COVID-19: The Must-Have Legal Documents Everyone Should Own
There are several legal documents that everyone should have in place. However, the majority do not think they need to consider putting their affairs in order until later in life. Postponing these or not having them in place until it is too late can cause unnecessary stress and heartache for family and loved ones.
This year, individuals and families were thrown into a new way of living and working throughout the recent Coronavirus (COVID-19) outbreak, and whilst there has been some return to normality, we are still facing several disruptions to our normal routines.
Times like this highlight further the importance of some of these key legal documents. Having these prepared will protect you and your family, not only throughout the COVID-19 crisis but will also ensure you have safeguarded your affairs for the future.
These are some of the must-have legal documents you should consider and why:
· A will - Whilst it is not a comfortable subject considering life after death, not having a written will in place will mean that the disposal of your estate will be subject to the law of intestacy. This is where the law decides on how your estate is passed on so your affairs may not be carried out as you intended or your estate could not be passed on in accordance with your wishes. This can cause lengthy and costly delays, with unnecessary stress for those left behind.
Importance of having a will in place
- Ensures that your estate will be distributed in according with your wishes, it will also make it easier for your family or loved ones to manage your affairs at the time of your death.
- Intestacy - distributing the estate of someone who has died without a will – can be a time-consuming and stressful process. Your estate will be shared out in a standard way defined by the law and will not necessarily follow your intended wishes.
- A well drafted will can help reduce the amount of Inheritance Tax that may be payable on any money or property you leave behind.
- A will is vital if you have children or other dependants, to protect your family, allowing you to appoint guardians for example.
- If you already have a will, it is important that you review its content to ensure it is still in line with your wishes.
Preparing your will sooner rather than later, and ensuring you have one in place is one of the most vital legal documents you can have.

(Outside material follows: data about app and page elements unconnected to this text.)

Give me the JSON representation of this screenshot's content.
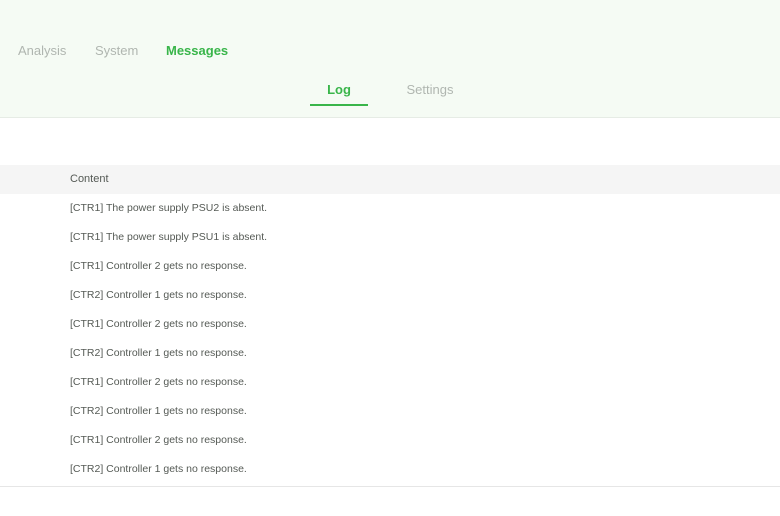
{
  "nav": {
    "tabs": [
      {
        "label": "Analysis",
        "active": false
      },
      {
        "label": "System",
        "active": false
      },
      {
        "label": "Messages",
        "active": true
      }
    ]
  },
  "subnav": {
    "tabs": [
      {
        "label": "Log",
        "active": true
      },
      {
        "label": "Settings",
        "active": false
      }
    ]
  },
  "table": {
    "header": "Content",
    "rows": [
      "[CTR1] The power supply PSU2 is absent.",
      "[CTR1] The power supply PSU1 is absent.",
      "[CTR1] Controller 2 gets no response.",
      "[CTR2] Controller 1 gets no response.",
      "[CTR1] Controller 2 gets no response.",
      "[CTR2] Controller 1 gets no response.",
      "[CTR1] Controller 2 gets no response.",
      "[CTR2] Controller 1 gets no response.",
      "[CTR1] Controller 2 gets no response.",
      "[CTR2] Controller 1 gets no response."
    ]
  },
  "colors": {
    "accent": "#39b54a",
    "header_bg": "#f5fbf4",
    "inactive_text": "#b0b6b0",
    "body_text": "#555a55"
  }
}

· Lasting Power of Attorney - A Lasting Power of Attorney (LPA) allows you to appoint one or more people (your attorney) to make decisions on your behalf about your property and finance or health and welfare at a time in the future when as a result of an accident or ill health you no longer have mental capacity to make decisions for yourself.
Why make an LPA?
If you lose mental capacity without an LPA in force your family and loved ones will not be able to make decisions for you or handle your affairs. Joint bank accounts may even be frozen. It will be necessary for someone to apply to the Court of Protection for the appointment of a deputy to handle your financial affairs, this may not be the person who you would have chosen for yourself. The procedure can be time consuming and expensive. If a decision needs to be made in respect of your health and welfare, the Court will make the decisions on your behalf, but will not interfere with decisions made by an attorney appointed under a Health & Welfare LPA, which are made in your best interests.
With a Lasting Power of Attorney, you can choose who should make financial decisions and who should make health and care decisions for you – and this doesn’t necessarily need to be the same person.
Cohabitation Agreement - One of the most common myths in English law is that there is such a thing as ‘common law marriage’. The current law which does apply to unmarried couples who separate is different to when the parties are married or have entered in to a civil partnership. All cohabitees (including cohabiting relatives) should have a Cohabitation Agreement regardless of how long they have lived together.
A Cohabitation Agreement is a wise precaution for the future and you can enter into a Cohabitation Agreement at any time during your relationship. It will establish your rights should the relationship breakdown and set out the financial arrangements regarding any assets, debts acquired during cohabitation or rights regarding any children. The cost of a properly drafted Cohabitation Agreement is a fraction of what you may spend on lawyers negotiating the maze of litigation if despite your hopes, your relationship does not last.
If your relationship has recently broken down it is important that you have specialist advice as soon as possible in relation to the following matters, where relevant:-
· Arrangements for your children, including financial arrangements
· Arrangements in respect of any property, whether solely or jointly owned
“Make the choice. Don’t take the chance”
The Ministry of Justice (MOJ) has launched a public awareness campaign “planning for the future” to encourage people to plan for their and their families’ futures. The message of the campaign “Make the choice. Don’t take the chance” is aimed at the 25-50 age groups, urging them to think about these issues as many do not think they are relevant to them.
Although forms can easily be downloaded on-line, they need to be registered with the Office of the Public Guardian (OPG) to be effective. Without seeking legal advice, there is the danger of making errors of judgment in drafting the forms, which can make life unintentionally difficult for your attorneys in the future or even cause the OPG to reject it. Our legal experts are on hand to guide you through the process and find the right solution for you.
Seeking Legal Advice regarding Making a Will, LPA or Cohabitation Agreement
Rose & Rose have experienced people with expertise covering many different aspects of law and providing a personal approach and service. Our services list gives more details of these. One of our dedicated experts is only a call or email away and we are here to help. Contact us for a consultation , phone us on 0208 974 7490 or email us on firstname.lastname@example.org